x1 is aligned diagonally along/between nonadjacent vertices x2 as in polytope x3; x1 is a diagonal line segment/linear manifold of lower dimension as viewed in frame of reference x3; x1 is crooked (one sense), skew (one sense, see notes), off-kilter (one sense), away from center/off-center, non-orthogonal/not perpendicular nor parallel, at an angle, perhaps non-vertical and non-horizontal, diagonal to x2 in figure/coordinate system x3.

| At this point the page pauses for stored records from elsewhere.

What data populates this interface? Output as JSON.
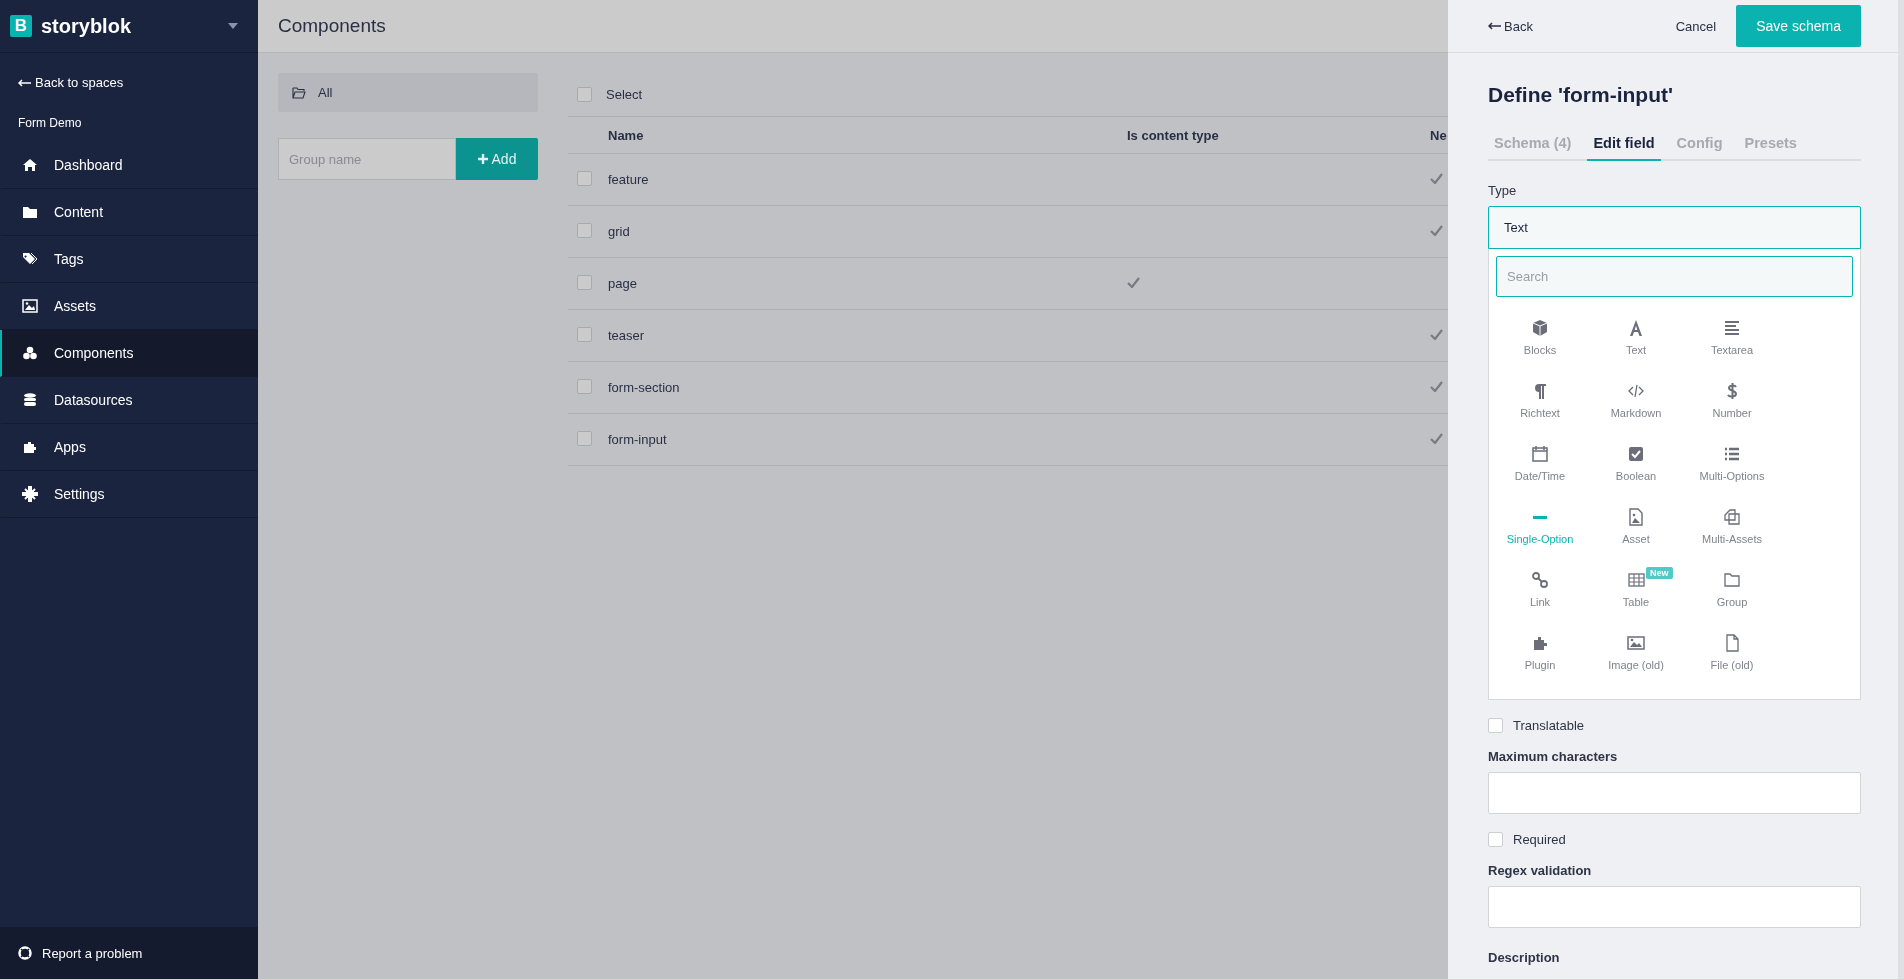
{
  "sidebar": {
    "logo": {
      "mark": "B",
      "name": "storyblok"
    },
    "back_link": "Back to spaces",
    "space_name": "Form Demo",
    "items": [
      {
        "label": "Dashboard",
        "selected": false
      },
      {
        "label": "Content",
        "selected": false
      },
      {
        "label": "Tags",
        "selected": false
      },
      {
        "label": "Assets",
        "selected": false
      },
      {
        "label": "Components",
        "selected": true
      },
      {
        "label": "Datasources",
        "selected": false
      },
      {
        "label": "Apps",
        "selected": false
      },
      {
        "label": "Settings",
        "selected": false
      }
    ],
    "footer": "Report a problem"
  },
  "main": {
    "title": "Components",
    "groups": {
      "items": [
        {
          "label": "All"
        }
      ],
      "input_placeholder": "Group name",
      "add_button": "Add"
    },
    "table": {
      "select_label": "Select",
      "select_all_checked": false,
      "columns": [
        "Name",
        "Is content type",
        "Ne"
      ],
      "rows": [
        {
          "name": "feature",
          "checked": false,
          "is_content_type": false,
          "column_3": true
        },
        {
          "name": "grid",
          "checked": false,
          "is_content_type": false,
          "column_3": true
        },
        {
          "name": "page",
          "checked": false,
          "is_content_type": true,
          "column_3": false
        },
        {
          "name": "teaser",
          "checked": false,
          "is_content_type": false,
          "column_3": true
        },
        {
          "name": "form-section",
          "checked": false,
          "is_content_type": false,
          "column_3": true
        },
        {
          "name": "form-input",
          "checked": false,
          "is_content_type": false,
          "column_3": true
        }
      ]
    }
  },
  "panel": {
    "back": "Back",
    "cancel": "Cancel",
    "save": "Save schema",
    "title": "Define 'form-input'",
    "tabs": [
      {
        "label": "Schema (4)",
        "selected": false
      },
      {
        "label": "Edit field",
        "selected": true
      },
      {
        "label": "Config",
        "selected": false
      },
      {
        "label": "Presets",
        "selected": false
      }
    ],
    "type_label": "Type",
    "type_value": "Text",
    "search_placeholder": "Search",
    "types": [
      {
        "label": "Blocks",
        "selected": false
      },
      {
        "label": "Text",
        "selected": false
      },
      {
        "label": "Textarea",
        "selected": false
      },
      {
        "label": "Richtext",
        "selected": false
      },
      {
        "label": "Markdown",
        "selected": false
      },
      {
        "label": "Number",
        "selected": false
      },
      {
        "label": "Date/Time",
        "selected": false
      },
      {
        "label": "Boolean",
        "selected": false
      },
      {
        "label": "Multi-Options",
        "selected": false
      },
      {
        "label": "Single-Option",
        "selected": true
      },
      {
        "label": "Asset",
        "selected": false
      },
      {
        "label": "Multi-Assets",
        "selected": false
      },
      {
        "label": "Link",
        "selected": false
      },
      {
        "label": "Table",
        "selected": false,
        "badge": "New"
      },
      {
        "label": "Group",
        "selected": false
      },
      {
        "label": "Plugin",
        "selected": false
      },
      {
        "label": "Image (old)",
        "selected": false
      },
      {
        "label": "File (old)",
        "selected": false
      }
    ],
    "translatable": {
      "label": "Translatable",
      "checked": false
    },
    "max_chars_label": "Maximum characters",
    "required": {
      "label": "Required",
      "checked": false
    },
    "regex_label": "Regex validation",
    "description_label": "Description"
  }
}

Not for use in: entries of tensors/matrices (confer: daigno), certain geometric meanings (such as with Cartesian products), etc. Only for purely 'visual' geometric objects/figures/frames. The polytope in question need not actually be 'drawn'; an oriented frame of reference naturally 'projects' a polytopic sense onto all objects. x1 can be any linear manifold of lower dimension than the space in which it is embedded (defined by x3). The skewness is not relative to another linear manifold in some higher-dimensional space (the usual definition of "skew" in geometry) - it is simply a skewness (in a layperson sense) relative to points in a figure or axis in a coordinate system. Proposed by Gleki.